- About this task: Tally every line in the data that has the word "JSON" and report only the total.

(Entries taken from a collection)
######
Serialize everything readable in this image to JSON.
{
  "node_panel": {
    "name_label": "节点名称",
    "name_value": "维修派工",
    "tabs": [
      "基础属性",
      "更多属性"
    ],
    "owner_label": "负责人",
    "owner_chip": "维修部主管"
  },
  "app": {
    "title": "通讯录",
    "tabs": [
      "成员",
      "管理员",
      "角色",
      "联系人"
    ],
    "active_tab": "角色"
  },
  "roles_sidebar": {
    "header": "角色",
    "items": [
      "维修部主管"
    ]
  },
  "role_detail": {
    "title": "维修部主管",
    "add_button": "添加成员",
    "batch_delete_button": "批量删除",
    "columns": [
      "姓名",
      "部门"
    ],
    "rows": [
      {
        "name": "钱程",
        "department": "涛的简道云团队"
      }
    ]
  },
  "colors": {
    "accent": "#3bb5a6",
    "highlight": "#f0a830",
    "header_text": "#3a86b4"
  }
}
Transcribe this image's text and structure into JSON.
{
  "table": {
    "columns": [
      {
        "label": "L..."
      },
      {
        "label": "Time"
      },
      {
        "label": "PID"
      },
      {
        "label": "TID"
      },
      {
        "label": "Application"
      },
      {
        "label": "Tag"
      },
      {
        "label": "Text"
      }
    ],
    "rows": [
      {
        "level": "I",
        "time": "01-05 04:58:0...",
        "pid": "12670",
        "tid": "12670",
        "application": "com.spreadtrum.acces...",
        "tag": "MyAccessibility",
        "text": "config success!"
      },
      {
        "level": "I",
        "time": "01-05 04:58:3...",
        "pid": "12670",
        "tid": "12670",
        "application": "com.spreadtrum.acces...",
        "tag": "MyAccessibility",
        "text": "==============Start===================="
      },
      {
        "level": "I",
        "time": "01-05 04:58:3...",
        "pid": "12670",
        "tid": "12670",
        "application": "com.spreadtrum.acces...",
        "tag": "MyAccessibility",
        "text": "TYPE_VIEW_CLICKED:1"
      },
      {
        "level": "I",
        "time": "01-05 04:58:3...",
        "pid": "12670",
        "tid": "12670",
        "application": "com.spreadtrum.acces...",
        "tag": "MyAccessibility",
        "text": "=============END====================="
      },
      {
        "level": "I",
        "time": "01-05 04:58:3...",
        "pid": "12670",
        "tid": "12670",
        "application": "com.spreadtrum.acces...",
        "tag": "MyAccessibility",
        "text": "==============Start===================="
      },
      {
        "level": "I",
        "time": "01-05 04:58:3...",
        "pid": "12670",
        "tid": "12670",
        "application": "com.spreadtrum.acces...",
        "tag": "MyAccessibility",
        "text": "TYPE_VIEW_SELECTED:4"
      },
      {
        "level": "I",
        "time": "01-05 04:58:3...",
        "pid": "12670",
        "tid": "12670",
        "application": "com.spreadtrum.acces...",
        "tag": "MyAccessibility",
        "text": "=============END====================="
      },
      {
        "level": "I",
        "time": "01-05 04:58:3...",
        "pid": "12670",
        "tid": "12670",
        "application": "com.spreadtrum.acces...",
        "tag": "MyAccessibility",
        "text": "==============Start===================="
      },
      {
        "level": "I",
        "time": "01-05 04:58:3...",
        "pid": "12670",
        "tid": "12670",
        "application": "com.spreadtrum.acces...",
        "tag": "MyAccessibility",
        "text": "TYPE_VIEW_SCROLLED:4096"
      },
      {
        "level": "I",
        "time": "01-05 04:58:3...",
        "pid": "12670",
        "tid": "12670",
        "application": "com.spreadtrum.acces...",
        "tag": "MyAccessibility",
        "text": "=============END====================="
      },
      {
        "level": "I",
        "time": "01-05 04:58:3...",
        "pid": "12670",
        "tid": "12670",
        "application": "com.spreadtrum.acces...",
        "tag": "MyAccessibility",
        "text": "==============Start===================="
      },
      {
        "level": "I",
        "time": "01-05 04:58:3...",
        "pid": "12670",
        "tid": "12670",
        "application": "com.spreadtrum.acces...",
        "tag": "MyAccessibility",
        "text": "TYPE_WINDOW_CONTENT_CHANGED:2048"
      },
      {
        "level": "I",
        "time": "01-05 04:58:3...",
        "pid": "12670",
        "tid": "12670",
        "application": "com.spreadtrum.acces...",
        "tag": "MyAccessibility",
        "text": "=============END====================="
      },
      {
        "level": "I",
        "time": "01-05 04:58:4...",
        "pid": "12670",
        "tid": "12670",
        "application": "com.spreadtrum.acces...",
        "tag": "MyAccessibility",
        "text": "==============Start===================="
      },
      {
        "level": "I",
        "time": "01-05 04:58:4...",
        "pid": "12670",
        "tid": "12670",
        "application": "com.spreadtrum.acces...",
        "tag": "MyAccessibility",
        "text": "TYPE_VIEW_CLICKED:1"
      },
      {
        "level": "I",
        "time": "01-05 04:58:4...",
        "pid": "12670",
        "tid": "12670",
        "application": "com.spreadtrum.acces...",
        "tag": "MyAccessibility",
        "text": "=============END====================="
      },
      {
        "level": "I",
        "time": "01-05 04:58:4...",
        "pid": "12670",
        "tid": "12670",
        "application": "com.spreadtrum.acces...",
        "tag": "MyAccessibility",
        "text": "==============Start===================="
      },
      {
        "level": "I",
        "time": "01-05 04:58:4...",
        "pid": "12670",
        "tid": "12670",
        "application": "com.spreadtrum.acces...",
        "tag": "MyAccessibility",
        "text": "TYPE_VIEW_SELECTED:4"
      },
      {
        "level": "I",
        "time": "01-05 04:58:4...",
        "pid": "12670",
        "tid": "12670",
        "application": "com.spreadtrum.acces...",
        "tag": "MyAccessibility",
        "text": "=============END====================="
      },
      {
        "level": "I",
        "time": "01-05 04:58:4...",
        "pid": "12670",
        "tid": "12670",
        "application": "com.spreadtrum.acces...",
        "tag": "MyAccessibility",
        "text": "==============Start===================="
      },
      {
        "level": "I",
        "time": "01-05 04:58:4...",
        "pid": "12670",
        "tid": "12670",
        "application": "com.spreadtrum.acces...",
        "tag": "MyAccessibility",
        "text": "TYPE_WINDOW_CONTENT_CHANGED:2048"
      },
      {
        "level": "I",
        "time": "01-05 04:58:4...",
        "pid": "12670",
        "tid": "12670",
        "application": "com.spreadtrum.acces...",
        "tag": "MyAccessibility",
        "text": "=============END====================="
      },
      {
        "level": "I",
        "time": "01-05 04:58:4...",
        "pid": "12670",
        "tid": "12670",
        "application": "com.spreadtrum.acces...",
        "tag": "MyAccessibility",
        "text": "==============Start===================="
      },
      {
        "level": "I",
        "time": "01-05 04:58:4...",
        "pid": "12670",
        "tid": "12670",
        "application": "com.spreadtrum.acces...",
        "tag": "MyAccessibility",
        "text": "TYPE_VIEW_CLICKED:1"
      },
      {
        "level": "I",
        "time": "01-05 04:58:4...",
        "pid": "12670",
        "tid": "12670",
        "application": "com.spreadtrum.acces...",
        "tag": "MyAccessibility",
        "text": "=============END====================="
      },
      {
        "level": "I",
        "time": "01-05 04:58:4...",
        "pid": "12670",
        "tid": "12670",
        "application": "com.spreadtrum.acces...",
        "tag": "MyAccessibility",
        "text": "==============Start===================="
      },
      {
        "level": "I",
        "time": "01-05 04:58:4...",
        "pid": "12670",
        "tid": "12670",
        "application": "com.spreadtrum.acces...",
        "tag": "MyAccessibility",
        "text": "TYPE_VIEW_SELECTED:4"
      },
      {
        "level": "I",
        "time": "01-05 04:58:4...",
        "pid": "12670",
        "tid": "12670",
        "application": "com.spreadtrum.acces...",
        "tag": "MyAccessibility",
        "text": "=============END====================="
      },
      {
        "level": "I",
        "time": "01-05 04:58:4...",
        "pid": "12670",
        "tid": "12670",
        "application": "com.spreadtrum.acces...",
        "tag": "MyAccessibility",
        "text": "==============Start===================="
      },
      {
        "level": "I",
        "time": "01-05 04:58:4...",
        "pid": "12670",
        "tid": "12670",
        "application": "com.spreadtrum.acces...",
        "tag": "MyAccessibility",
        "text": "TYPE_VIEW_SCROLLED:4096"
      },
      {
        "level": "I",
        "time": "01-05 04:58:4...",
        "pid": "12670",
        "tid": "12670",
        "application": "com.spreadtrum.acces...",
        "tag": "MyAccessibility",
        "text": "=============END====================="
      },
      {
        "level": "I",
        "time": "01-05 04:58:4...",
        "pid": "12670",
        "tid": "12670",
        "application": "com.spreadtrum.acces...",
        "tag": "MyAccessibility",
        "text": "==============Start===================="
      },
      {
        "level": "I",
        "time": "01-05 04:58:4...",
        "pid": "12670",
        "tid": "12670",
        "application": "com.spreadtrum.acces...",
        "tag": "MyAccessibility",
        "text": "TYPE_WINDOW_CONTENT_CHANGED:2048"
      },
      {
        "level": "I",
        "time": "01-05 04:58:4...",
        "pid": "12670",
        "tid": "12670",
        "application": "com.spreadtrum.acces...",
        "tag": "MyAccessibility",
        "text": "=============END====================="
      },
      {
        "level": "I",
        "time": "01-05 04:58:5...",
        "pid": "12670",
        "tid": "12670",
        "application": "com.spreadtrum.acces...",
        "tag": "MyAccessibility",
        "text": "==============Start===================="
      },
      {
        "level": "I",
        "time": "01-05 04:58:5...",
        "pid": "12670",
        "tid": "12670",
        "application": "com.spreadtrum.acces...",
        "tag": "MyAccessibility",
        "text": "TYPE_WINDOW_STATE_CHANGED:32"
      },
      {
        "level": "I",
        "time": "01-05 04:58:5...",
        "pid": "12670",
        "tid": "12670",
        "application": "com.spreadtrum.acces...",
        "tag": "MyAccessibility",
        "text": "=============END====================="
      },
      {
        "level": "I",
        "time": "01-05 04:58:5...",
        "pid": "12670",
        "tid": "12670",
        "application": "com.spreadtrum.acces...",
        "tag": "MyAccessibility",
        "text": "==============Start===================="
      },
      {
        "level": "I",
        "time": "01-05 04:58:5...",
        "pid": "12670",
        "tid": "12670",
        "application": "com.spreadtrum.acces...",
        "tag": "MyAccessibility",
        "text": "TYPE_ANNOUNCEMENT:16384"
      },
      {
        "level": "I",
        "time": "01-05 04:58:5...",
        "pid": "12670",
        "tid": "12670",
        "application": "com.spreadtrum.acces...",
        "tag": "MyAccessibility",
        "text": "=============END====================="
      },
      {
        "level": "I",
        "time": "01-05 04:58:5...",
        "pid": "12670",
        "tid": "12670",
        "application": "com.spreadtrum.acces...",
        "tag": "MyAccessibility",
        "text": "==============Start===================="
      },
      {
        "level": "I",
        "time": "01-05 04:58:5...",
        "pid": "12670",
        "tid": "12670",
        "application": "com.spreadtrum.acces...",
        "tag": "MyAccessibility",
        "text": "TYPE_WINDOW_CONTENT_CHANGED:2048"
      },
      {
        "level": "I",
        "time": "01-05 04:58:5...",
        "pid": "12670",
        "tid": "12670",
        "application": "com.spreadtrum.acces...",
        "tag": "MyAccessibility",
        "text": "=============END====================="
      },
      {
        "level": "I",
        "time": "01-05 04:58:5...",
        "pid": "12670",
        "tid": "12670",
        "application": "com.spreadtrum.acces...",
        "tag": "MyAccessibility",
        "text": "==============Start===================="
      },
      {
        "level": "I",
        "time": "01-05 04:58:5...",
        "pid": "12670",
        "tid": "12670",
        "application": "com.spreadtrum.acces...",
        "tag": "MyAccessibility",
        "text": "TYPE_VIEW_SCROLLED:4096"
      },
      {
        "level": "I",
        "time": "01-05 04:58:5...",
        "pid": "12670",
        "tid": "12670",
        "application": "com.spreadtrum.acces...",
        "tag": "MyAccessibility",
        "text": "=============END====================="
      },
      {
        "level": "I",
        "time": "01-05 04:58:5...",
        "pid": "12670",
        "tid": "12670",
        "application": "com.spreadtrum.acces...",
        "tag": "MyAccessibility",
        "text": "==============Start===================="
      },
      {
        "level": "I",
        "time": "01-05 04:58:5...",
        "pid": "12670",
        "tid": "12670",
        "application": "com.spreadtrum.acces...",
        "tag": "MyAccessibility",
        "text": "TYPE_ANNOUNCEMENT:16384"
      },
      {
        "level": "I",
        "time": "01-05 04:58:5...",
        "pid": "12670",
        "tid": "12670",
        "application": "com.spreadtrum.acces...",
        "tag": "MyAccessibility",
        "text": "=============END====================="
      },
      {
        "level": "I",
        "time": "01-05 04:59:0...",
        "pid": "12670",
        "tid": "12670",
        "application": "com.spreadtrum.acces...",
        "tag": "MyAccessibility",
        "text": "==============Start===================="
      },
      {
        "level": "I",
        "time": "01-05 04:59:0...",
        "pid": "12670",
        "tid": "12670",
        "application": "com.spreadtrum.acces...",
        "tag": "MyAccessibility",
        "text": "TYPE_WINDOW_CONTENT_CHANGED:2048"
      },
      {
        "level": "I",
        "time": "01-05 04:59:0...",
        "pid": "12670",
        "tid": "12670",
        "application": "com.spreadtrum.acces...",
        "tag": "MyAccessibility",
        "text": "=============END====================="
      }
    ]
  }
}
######
- Response to the task: 2